Return a faithful copy of all the entries, omitting the images.

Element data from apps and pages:
______________________________

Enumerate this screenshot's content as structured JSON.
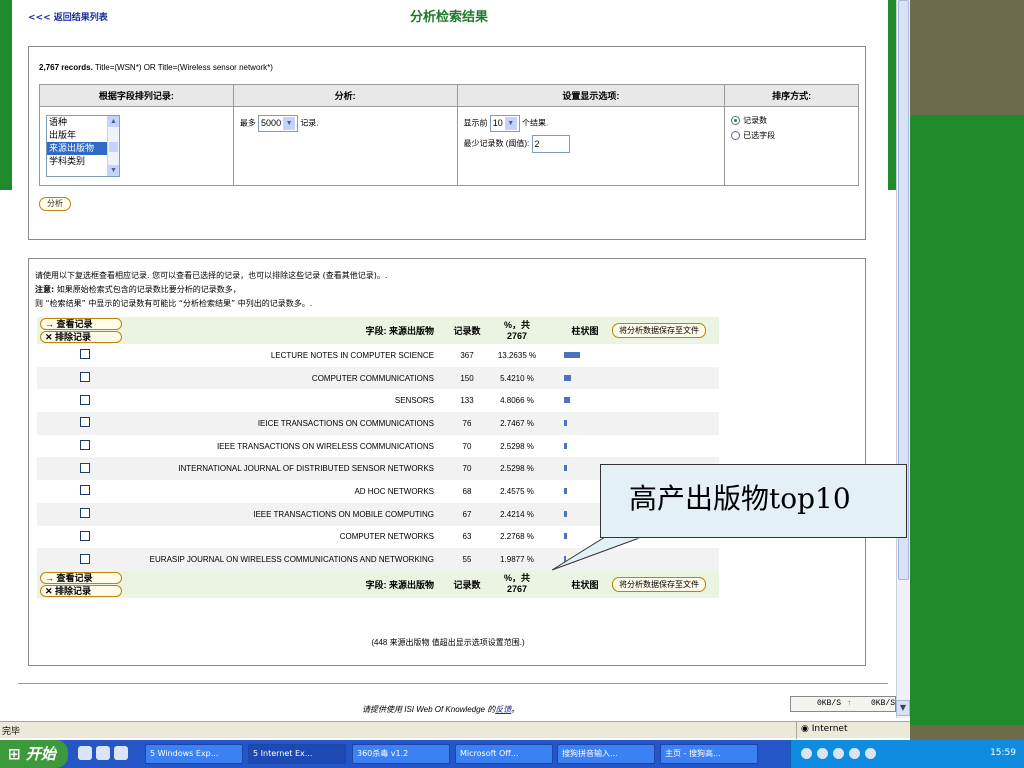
{
  "header": {
    "back_link": "<<< 返回结果列表",
    "title": "分析检索结果"
  },
  "query": {
    "count": "2,767 records.",
    "text": " Title=(WSN*) OR Title=(Wireless sensor network*)"
  },
  "options": {
    "col1_header": "根据字段排列记录:",
    "col2_header": "分析:",
    "col3_header": "设置显示选项:",
    "col4_header": "排序方式:",
    "fields": [
      "语种",
      "出版年",
      "来源出版物",
      "学科类别"
    ],
    "selected_field": "来源出版物",
    "max_prefix": "最多",
    "max_value": "5000",
    "max_suffix": "记录.",
    "show_prefix": "显示前",
    "show_value": "10",
    "show_suffix": "个结果.",
    "min_label": "最少记录数 (阈值):",
    "min_value": "2",
    "sort_count": "记录数",
    "sort_field": "已选字段",
    "analyze_button": "分析"
  },
  "note": {
    "line1": "请使用以下复选框查看相应记录. 您可以查看已选择的记录，也可以排除这些记录 (查看其他记录)。.",
    "line2_bold": "注意:",
    "line2": " 如果原始检索式包含的记录数比要分析的记录数多，",
    "line3": "则 “检索结果” 中显示的记录数有可能比 “分析检索结果” 中列出的记录数多。."
  },
  "results": {
    "view_button": "→ 查看记录",
    "exclude_button": "✕ 排除记录",
    "field_header": "字段: 来源出版物",
    "count_header": "记录数",
    "pct_header": "%，共",
    "pct_total": "2767",
    "bar_header": "柱状图",
    "save_button": "将分析数据保存至文件",
    "rows": [
      {
        "name": "LECTURE NOTES IN COMPUTER SCIENCE",
        "count": "367",
        "pct": "13.2635 %",
        "pct_value": 13.2635
      },
      {
        "name": "COMPUTER COMMUNICATIONS",
        "count": "150",
        "pct": "5.4210 %",
        "pct_value": 5.421
      },
      {
        "name": "SENSORS",
        "count": "133",
        "pct": "4.8066 %",
        "pct_value": 4.8066
      },
      {
        "name": "IEICE TRANSACTIONS ON COMMUNICATIONS",
        "count": "76",
        "pct": "2.7467 %",
        "pct_value": 2.7467
      },
      {
        "name": "IEEE TRANSACTIONS ON WIRELESS COMMUNICATIONS",
        "count": "70",
        "pct": "2.5298 %",
        "pct_value": 2.5298
      },
      {
        "name": "INTERNATIONAL JOURNAL OF DISTRIBUTED SENSOR NETWORKS",
        "count": "70",
        "pct": "2.5298 %",
        "pct_value": 2.5298
      },
      {
        "name": "AD HOC NETWORKS",
        "count": "68",
        "pct": "2.4575 %",
        "pct_value": 2.4575
      },
      {
        "name": "IEEE TRANSACTIONS ON MOBILE COMPUTING",
        "count": "67",
        "pct": "2.4214 %",
        "pct_value": 2.4214
      },
      {
        "name": "COMPUTER NETWORKS",
        "count": "63",
        "pct": "2.2768 %",
        "pct_value": 2.2768
      },
      {
        "name": "EURASIP JOURNAL ON WIRELESS COMMUNICATIONS AND NETWORKING",
        "count": "55",
        "pct": "1.9877 %",
        "pct_value": 1.9877
      }
    ],
    "footnote": "(448 来源出版物 值超出显示选项设置范围.)"
  },
  "footer": {
    "feedback_prefix": "请提供使用 ISI Web Of Knowledge 的",
    "feedback_link": "反馈",
    "feedback_suffix": "。"
  },
  "callout": {
    "text": "高产出版物top10"
  },
  "speed": {
    "down": "0KB/S",
    "up": "0KB/S"
  },
  "statusbar": {
    "status": "完毕",
    "zone": "Internet"
  },
  "taskbar": {
    "start": "开始",
    "tasks": [
      "5 Windows Exp...",
      "5 Internet Ex...",
      "360杀毒 v1.2",
      "Microsoft Off...",
      "搜狗拼音输入...",
      "主页 - 搜狗高..."
    ],
    "clock": "15:59"
  },
  "colors": {
    "accent_green": "#1f8a2a",
    "link_blue": "#1b2c9c",
    "bar_blue": "#4f6fbf",
    "callout_bg": "#e3f1f7"
  }
}
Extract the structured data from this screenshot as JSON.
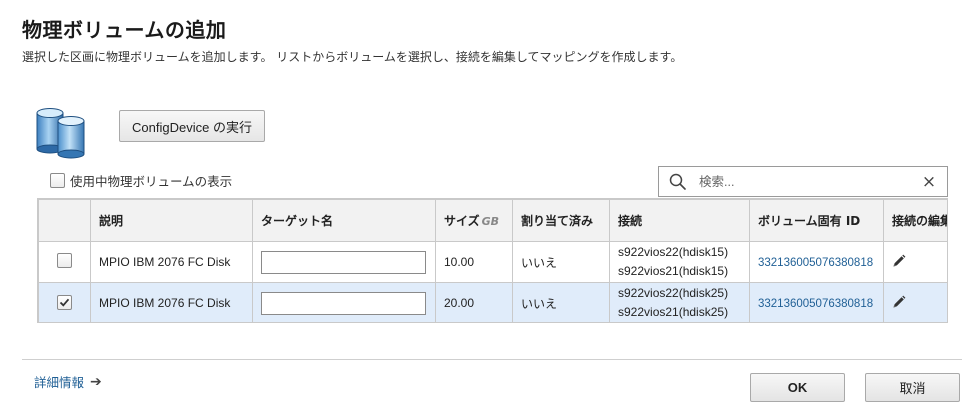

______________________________

Completed task |
Enumerate this screenshot's content as structured JSON.
{
  "header": {
    "back_link": "<<< 返回结果列表",
    "title": "分析检索结果"
  },
  "query": {
    "count": "2,767 records.",
    "text": " Title=(WSN*) OR Title=(Wireless sensor network*)"
  },
  "options": {
    "col1_header": "根据字段排列记录:",
    "col2_header": "分析:",
    "col3_header": "设置显示选项:",
    "col4_header": "排序方式:",
    "fields": [
      "语种",
      "出版年",
      "来源出版物",
      "学科类别"
    ],
    "selected_field": "来源出版物",
    "max_prefix": "最多",
    "max_value": "5000",
    "max_suffix": "记录.",
    "show_prefix": "显示前",
    "show_value": "10",
    "show_suffix": "个结果.",
    "min_label": "最少记录数 (阈值):",
    "min_value": "2",
    "sort_count": "记录数",
    "sort_field": "已选字段",
    "analyze_button": "分析"
  },
  "note": {
    "line1": "请使用以下复选框查看相应记录. 您可以查看已选择的记录，也可以排除这些记录 (查看其他记录)。.",
    "line2_bold": "注意:",
    "line2": " 如果原始检索式包含的记录数比要分析的记录数多，",
    "line3": "则 “检索结果” 中显示的记录数有可能比 “分析检索结果” 中列出的记录数多。."
  },
  "results": {
    "view_button": "→ 查看记录",
    "exclude_button": "✕ 排除记录",
    "field_header": "字段: 来源出版物",
    "count_header": "记录数",
    "pct_header": "%，共",
    "pct_total": "2767",
    "bar_header": "柱状图",
    "save_button": "将分析数据保存至文件",
    "rows": [
      {
        "name": "LECTURE NOTES IN COMPUTER SCIENCE",
        "count": "367",
        "pct": "13.2635 %",
        "pct_value": 13.2635
      },
      {
        "name": "COMPUTER COMMUNICATIONS",
        "count": "150",
        "pct": "5.4210 %",
        "pct_value": 5.421
      },
      {
        "name": "SENSORS",
        "count": "133",
        "pct": "4.8066 %",
        "pct_value": 4.8066
      },
      {
        "name": "IEICE TRANSACTIONS ON COMMUNICATIONS",
        "count": "76",
        "pct": "2.7467 %",
        "pct_value": 2.7467
      },
      {
        "name": "IEEE TRANSACTIONS ON WIRELESS COMMUNICATIONS",
        "count": "70",
        "pct": "2.5298 %",
        "pct_value": 2.5298
      },
      {
        "name": "INTERNATIONAL JOURNAL OF DISTRIBUTED SENSOR NETWORKS",
        "count": "70",
        "pct": "2.5298 %",
        "pct_value": 2.5298
      },
      {
        "name": "AD HOC NETWORKS",
        "count": "68",
        "pct": "2.4575 %",
        "pct_value": 2.4575
      },
      {
        "name": "IEEE TRANSACTIONS ON MOBILE COMPUTING",
        "count": "67",
        "pct": "2.4214 %",
        "pct_value": 2.4214
      },
      {
        "name": "COMPUTER NETWORKS",
        "count": "63",
        "pct": "2.2768 %",
        "pct_value": 2.2768
      },
      {
        "name": "EURASIP JOURNAL ON WIRELESS COMMUNICATIONS AND NETWORKING",
        "count": "55",
        "pct": "1.9877 %",
        "pct_value": 1.9877
      }
    ],
    "footnote": "(448 来源出版物 值超出显示选项设置范围.)"
  },
  "footer": {
    "feedback_prefix": "请提供使用 ISI Web Of Knowledge 的",
    "feedback_link": "反馈",
    "feedback_suffix": "。"
  },
  "callout": {
    "text": "高产出版物top10"
  },
  "speed": {
    "down": "0KB/S",
    "up": "0KB/S"
  },
  "statusbar": {
    "status": "完毕",
    "zone": "Internet"
  },
  "taskbar": {
    "start": "开始",
    "tasks": [
      "5 Windows Exp...",
      "5 Internet Ex...",
      "360杀毒 v1.2",
      "Microsoft Off...",
      "搜狗拼音输入...",
      "主页 - 搜狗高..."
    ],
    "clock": "15:59"
  },
  "colors": {
    "accent_green": "#1f8a2a",
    "link_blue": "#1b2c9c",
    "bar_blue": "#4f6fbf",
    "callout_bg": "#e3f1f7"
  }
}
Extract the structured data from this screenshot as JSON.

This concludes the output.